    Then there exist non-identically-zero expressions $u$ independent of $x$ and $v$ independent of $y$ such that $$ux=z=vy\\\frac uy=\frac vx.$$ Therefore, denoting $\dfrac uy$ by $w,$ by the boldfaced condition, $w$ is independent of $x$ and $y.$

    Hence, there exists a non-identically-zero expression $w$ that is independent of $xy$ such that \begin{align}z&=(wy)x\\&=w(xy);\end{align} that is, $$z\propto xy.$$


When variables $x$ and $y$ depend on each other, the theorem does not apply:

  1. Let $z=xy$ and $x=y.$

    Then $z=x^2.$

    Thus, $z$ is directly proportional to $xy,$ but not to $x.$

  2. Let $x=y=z.$

    Then $z=\frac12(x+y).$

    Thus, $z$ is directly proportional to each of $x$ and $y,$ but not to $xy.$

$\endgroup$
0
1
$\begingroup$

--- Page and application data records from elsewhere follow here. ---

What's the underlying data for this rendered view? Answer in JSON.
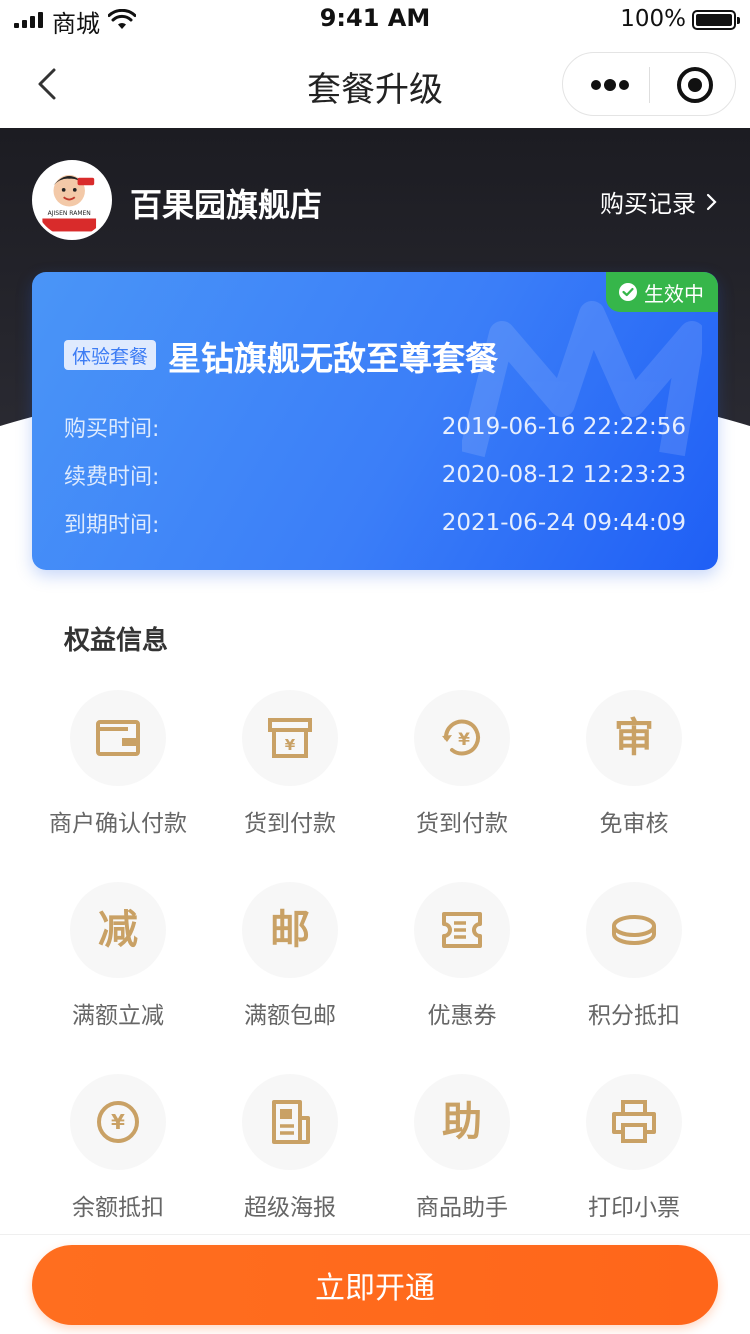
{
  "status_bar": {
    "carrier": "商城",
    "time": "9:41 AM",
    "battery": "100%"
  },
  "nav": {
    "title": "套餐升级"
  },
  "store": {
    "name": "百果园旗舰店",
    "records_link": "购买记录"
  },
  "plan": {
    "status_badge": "生效中",
    "trial_tag": "体验套餐",
    "name": "星钻旗舰无敌至尊套餐",
    "rows": [
      {
        "label": "购买时间:",
        "value": "2019-06-16 22:22:56"
      },
      {
        "label": "续费时间:",
        "value": "2020-08-12 12:23:23"
      },
      {
        "label": "到期时间:",
        "value": "2021-06-24 09:44:09"
      }
    ]
  },
  "benefits": {
    "title": "权益信息",
    "items": [
      {
        "label": "商户确认付款",
        "icon": "wallet-icon"
      },
      {
        "label": "货到付款",
        "icon": "yen-box-icon"
      },
      {
        "label": "货到付款",
        "icon": "yen-refresh-icon"
      },
      {
        "label": "免审核",
        "icon": "shen-glyph",
        "glyph": "审"
      },
      {
        "label": "满额立减",
        "icon": "jian-glyph",
        "glyph": "减"
      },
      {
        "label": "满额包邮",
        "icon": "you-glyph",
        "glyph": "邮"
      },
      {
        "label": "优惠券",
        "icon": "coupon-icon"
      },
      {
        "label": "积分抵扣",
        "icon": "coin-icon"
      },
      {
        "label": "余额抵扣",
        "icon": "yen-circle-icon"
      },
      {
        "label": "超级海报",
        "icon": "poster-icon"
      },
      {
        "label": "商品助手",
        "icon": "zhu-glyph",
        "glyph": "助"
      },
      {
        "label": "打印小票",
        "icon": "printer-icon"
      }
    ]
  },
  "bottom": {
    "cta": "立即开通"
  },
  "colors": {
    "accent_orange": "#ff661a",
    "card_blue": "#3b7ef8",
    "badge_green": "#36b64a",
    "icon_gold": "#c9a165",
    "header_dark": "#22222a"
  }
}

The condition $f(a,b) \propto a$ means that, for every $b$, there is a constant $k_b$ such that $f(a,b)=a\cdot k_b$. Thus, $k_b= f(1,b)$ and then $f(a,b)= a \cdot f(1,b)$.
Similarly, $f(a,b)=b\cdot f(a,1)$.
You can substitute any of the two expressions in the other to find $f(a,b)=ab\cdot f(1,1)$.

$\endgroup$
0

You must log in to answer this question.

Not the answer you're looking for? Browse other questions tagged .